Warning:  (1,0): error C2386: Module <module name> does not EXPORT an attribute main()

This runtime error occurs when the user has an open EXPORT or SHARED Module Definition file and attempts to submit that as a workunit.  The error shows up as warning, and code can normally can run with a warning. But, in this case, there will be a runtime stop on the workunit.

Pressing the Submit button on any Definition file is a very bad habit to develop, because (unfortunately) it works for some Definition types, but does NOT work for others.

The fix for this error is to use a Builder window or BWR file to explicitly drilldown to the Definition the user needs. Another way to correct the error is to rename one EXPORT Definition as “Main.” This is not recommended.

In this screenshot there are two EXPORT Definitions, DEF1 and DEF2. An error occurs when the workunit is submitted. The fix for this error is to open a BWR or Builder window and drill down to “EXPORT DEF1” by entering the following syntax: “Folder Name. ModuleDemo.DEF1.” This can also be done for “DEF2.”

Error 1

The following are two common warnings that occur in ECL programming.

Honorable Mention –Warning Worries

WARNING:  Compiler/Server mismatch:

Compiler: 6.4.2 community_6.4.2-1

Server:   community_6.4.8-

This warning occurs when the compiler referenced in ECL IDE does not match the server version.

To correct this, update the ECL IDE or cluster version as appropriate.

The next warning is seen when using the Open Source ECL IDE.

WARNING:  SOAP 1.1 fault: SOAP-ENV:Client[no subcode]

“An HTTP processing error occurred“ Detail: [no detail]

This warning occurs when the cluster is not using a shared repository.

NOTE: Before Open Source ECL IDE, all clusters used shared repositories.

This warning can be safely ignored if the user is using a local repository.


Many compiler errors are common to everyone and can be easily analyzed.  

As time goes on, exposure to these common errors will point to quick and easy solutions.

Knowing what to do and where to go when an error message is not understood is critical for productivity.

About Bob Foreman

Since 2011, Bob Foreman has worked with the HPCC Systems technology platform and the ECL programming language, and has been a technical trainer for over 25 years. He is the developer and designer of the HPCC Systems Online Training Courses, and is the Senior Instructor for all classroom and WebEx/Lync based training.

If you would like to watch Bob Foreman’s Tech Talk video, “The Top Ten Common ECL Compiler/Runtime Errors, and How to Correct them,” please use the following link:
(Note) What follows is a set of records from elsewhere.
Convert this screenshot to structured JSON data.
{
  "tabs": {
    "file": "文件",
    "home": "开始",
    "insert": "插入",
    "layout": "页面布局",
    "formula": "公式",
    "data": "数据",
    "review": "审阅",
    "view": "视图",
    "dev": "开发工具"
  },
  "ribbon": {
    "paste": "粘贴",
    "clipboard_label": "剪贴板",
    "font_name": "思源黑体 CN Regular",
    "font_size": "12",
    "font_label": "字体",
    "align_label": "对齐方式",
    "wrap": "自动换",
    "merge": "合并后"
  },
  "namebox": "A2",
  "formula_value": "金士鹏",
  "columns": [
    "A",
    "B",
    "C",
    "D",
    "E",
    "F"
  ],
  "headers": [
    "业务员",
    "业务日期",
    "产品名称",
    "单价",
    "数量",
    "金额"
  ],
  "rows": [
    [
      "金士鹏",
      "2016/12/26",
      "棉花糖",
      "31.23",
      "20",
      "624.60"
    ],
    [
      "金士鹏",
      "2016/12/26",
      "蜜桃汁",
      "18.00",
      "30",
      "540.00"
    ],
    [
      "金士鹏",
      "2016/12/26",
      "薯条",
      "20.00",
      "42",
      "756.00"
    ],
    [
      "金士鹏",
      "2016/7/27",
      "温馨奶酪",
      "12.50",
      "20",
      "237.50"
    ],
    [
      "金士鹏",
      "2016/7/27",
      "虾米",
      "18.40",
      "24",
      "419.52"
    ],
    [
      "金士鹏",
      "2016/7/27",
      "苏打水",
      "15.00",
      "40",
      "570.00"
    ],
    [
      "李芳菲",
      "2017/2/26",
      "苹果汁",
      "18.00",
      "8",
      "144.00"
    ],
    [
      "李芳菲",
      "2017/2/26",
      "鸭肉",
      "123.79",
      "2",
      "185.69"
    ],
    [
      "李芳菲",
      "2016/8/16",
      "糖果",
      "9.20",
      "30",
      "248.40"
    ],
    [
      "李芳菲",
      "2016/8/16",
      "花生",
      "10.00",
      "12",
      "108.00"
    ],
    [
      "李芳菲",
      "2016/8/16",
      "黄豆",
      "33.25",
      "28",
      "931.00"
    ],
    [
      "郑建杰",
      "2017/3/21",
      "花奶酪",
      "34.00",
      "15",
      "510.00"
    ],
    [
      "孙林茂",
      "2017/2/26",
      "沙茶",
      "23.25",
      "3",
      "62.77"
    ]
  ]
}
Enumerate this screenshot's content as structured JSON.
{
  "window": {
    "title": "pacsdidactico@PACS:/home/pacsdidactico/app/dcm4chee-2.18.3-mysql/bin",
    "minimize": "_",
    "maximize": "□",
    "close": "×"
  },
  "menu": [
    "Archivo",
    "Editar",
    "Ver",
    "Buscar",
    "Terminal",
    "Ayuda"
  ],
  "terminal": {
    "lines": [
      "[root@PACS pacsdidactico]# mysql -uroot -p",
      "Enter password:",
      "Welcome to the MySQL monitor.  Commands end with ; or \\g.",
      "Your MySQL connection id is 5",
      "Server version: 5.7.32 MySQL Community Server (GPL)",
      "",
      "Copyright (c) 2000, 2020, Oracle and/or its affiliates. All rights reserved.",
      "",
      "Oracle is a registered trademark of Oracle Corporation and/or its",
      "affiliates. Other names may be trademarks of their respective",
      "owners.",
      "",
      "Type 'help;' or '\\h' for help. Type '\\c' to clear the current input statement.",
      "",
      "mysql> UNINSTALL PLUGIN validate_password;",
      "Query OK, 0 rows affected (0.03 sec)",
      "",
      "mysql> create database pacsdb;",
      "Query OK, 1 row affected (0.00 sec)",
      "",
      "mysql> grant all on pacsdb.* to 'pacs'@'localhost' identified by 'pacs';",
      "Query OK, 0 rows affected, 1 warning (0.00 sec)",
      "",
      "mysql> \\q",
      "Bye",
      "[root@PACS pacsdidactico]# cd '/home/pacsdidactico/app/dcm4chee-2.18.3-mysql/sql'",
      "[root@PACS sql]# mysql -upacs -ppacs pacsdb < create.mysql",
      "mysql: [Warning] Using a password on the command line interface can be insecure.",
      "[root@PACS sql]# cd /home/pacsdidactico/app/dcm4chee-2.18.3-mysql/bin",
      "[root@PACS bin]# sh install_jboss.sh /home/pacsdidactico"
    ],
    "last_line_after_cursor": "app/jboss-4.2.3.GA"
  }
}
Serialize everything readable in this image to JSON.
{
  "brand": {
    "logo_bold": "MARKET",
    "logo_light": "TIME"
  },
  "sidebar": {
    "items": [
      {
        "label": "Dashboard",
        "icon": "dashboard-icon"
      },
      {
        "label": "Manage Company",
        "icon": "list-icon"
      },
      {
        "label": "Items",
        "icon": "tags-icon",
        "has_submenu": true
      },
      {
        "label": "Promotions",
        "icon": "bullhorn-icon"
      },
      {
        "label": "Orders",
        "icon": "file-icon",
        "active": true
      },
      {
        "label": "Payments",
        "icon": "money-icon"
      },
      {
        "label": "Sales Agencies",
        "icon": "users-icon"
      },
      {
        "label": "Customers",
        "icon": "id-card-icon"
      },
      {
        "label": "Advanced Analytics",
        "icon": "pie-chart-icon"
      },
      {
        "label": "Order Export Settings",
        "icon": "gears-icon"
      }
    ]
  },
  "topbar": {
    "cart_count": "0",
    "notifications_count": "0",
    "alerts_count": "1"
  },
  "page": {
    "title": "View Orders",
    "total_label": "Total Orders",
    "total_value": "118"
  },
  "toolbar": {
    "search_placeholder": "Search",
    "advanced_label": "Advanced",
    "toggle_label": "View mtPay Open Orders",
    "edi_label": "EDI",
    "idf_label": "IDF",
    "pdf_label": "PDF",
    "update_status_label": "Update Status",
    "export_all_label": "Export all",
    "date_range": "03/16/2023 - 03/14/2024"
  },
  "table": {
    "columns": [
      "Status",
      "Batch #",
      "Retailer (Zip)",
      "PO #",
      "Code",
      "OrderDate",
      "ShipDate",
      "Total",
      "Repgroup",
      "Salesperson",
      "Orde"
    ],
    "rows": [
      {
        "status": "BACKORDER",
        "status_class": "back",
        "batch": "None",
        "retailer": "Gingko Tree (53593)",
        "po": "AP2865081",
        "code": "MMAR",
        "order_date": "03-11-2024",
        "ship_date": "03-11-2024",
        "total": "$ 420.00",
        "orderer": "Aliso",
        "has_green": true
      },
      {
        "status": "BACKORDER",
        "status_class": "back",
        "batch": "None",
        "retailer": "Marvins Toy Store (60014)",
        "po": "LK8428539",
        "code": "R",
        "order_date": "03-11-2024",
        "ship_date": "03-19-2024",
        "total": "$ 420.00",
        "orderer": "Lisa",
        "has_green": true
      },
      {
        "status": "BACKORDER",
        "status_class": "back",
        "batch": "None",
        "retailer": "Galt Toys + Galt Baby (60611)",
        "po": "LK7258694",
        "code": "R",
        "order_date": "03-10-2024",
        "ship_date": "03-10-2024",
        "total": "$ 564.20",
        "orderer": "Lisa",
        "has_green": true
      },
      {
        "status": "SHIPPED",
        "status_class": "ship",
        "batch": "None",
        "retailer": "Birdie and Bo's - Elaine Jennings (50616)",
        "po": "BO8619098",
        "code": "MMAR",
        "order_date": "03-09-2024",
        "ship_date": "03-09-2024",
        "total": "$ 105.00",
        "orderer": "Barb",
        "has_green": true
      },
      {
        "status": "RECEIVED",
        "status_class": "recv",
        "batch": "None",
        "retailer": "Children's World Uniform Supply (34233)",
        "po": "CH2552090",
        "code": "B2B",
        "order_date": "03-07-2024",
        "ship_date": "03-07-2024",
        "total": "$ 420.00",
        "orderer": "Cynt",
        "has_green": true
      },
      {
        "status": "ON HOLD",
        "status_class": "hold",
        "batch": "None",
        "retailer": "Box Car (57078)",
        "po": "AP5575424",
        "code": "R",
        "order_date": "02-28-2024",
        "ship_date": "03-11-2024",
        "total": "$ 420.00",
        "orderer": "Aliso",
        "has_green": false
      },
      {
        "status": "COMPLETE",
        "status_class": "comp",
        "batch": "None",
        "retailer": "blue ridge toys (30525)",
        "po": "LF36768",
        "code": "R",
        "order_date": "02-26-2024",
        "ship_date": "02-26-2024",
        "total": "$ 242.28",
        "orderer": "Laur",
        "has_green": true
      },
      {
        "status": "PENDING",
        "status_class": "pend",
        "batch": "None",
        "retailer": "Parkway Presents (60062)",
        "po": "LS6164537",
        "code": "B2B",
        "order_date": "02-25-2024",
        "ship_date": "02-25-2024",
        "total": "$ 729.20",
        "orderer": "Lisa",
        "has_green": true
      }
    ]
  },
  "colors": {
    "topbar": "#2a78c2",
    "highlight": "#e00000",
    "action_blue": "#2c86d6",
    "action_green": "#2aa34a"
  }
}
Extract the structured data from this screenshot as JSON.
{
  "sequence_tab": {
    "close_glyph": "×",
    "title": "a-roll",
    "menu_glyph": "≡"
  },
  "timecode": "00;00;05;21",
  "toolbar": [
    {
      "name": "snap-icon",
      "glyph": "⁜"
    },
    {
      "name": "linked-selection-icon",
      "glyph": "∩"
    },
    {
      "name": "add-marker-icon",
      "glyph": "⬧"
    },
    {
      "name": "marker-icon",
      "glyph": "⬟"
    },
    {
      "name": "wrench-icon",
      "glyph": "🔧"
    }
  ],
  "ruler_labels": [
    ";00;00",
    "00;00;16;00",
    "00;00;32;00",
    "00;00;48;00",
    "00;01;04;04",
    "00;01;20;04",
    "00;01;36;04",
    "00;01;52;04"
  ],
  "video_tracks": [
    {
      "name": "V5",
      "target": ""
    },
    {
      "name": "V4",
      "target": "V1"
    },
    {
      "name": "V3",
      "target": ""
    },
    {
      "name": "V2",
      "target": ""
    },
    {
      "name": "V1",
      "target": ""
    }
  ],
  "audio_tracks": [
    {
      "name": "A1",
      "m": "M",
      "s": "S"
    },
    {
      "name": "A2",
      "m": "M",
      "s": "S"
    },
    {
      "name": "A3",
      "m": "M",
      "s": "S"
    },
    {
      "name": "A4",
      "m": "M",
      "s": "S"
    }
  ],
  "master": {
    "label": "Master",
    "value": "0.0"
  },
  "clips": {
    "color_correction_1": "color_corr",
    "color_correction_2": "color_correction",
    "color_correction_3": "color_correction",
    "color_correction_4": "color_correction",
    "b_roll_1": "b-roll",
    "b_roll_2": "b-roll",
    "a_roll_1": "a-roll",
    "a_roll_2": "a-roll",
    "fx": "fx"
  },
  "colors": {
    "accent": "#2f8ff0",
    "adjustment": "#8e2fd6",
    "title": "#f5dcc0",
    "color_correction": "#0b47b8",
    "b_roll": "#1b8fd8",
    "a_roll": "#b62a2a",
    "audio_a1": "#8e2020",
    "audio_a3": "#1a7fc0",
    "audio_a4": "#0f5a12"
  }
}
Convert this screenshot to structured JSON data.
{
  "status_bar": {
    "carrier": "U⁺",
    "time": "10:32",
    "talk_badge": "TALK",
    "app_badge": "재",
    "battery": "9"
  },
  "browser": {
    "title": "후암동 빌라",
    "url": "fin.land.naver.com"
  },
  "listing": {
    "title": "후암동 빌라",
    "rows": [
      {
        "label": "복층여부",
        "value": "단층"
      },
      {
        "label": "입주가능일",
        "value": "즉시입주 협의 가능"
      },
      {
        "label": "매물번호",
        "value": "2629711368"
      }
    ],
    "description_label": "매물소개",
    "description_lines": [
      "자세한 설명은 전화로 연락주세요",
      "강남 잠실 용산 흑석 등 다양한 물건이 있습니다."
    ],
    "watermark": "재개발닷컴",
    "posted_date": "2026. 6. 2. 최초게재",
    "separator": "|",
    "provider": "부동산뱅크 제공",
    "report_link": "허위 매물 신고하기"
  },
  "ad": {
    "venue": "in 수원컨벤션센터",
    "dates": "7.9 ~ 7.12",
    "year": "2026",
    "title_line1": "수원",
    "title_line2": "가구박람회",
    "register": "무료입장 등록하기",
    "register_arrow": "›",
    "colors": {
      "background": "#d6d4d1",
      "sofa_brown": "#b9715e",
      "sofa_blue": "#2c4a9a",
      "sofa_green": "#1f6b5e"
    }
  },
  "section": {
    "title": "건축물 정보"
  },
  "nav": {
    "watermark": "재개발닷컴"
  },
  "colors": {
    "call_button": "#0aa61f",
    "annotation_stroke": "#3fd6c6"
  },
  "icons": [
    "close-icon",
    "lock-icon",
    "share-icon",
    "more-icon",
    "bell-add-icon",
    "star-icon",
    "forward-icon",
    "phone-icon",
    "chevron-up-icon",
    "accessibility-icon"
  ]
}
The Top Ten ECL Compiler/Runtime Errors.


A special thank you goes to Bob Foreman, Richard Taylor, and Hugo Watanuki for their guidance and valuable contributions to this blog post.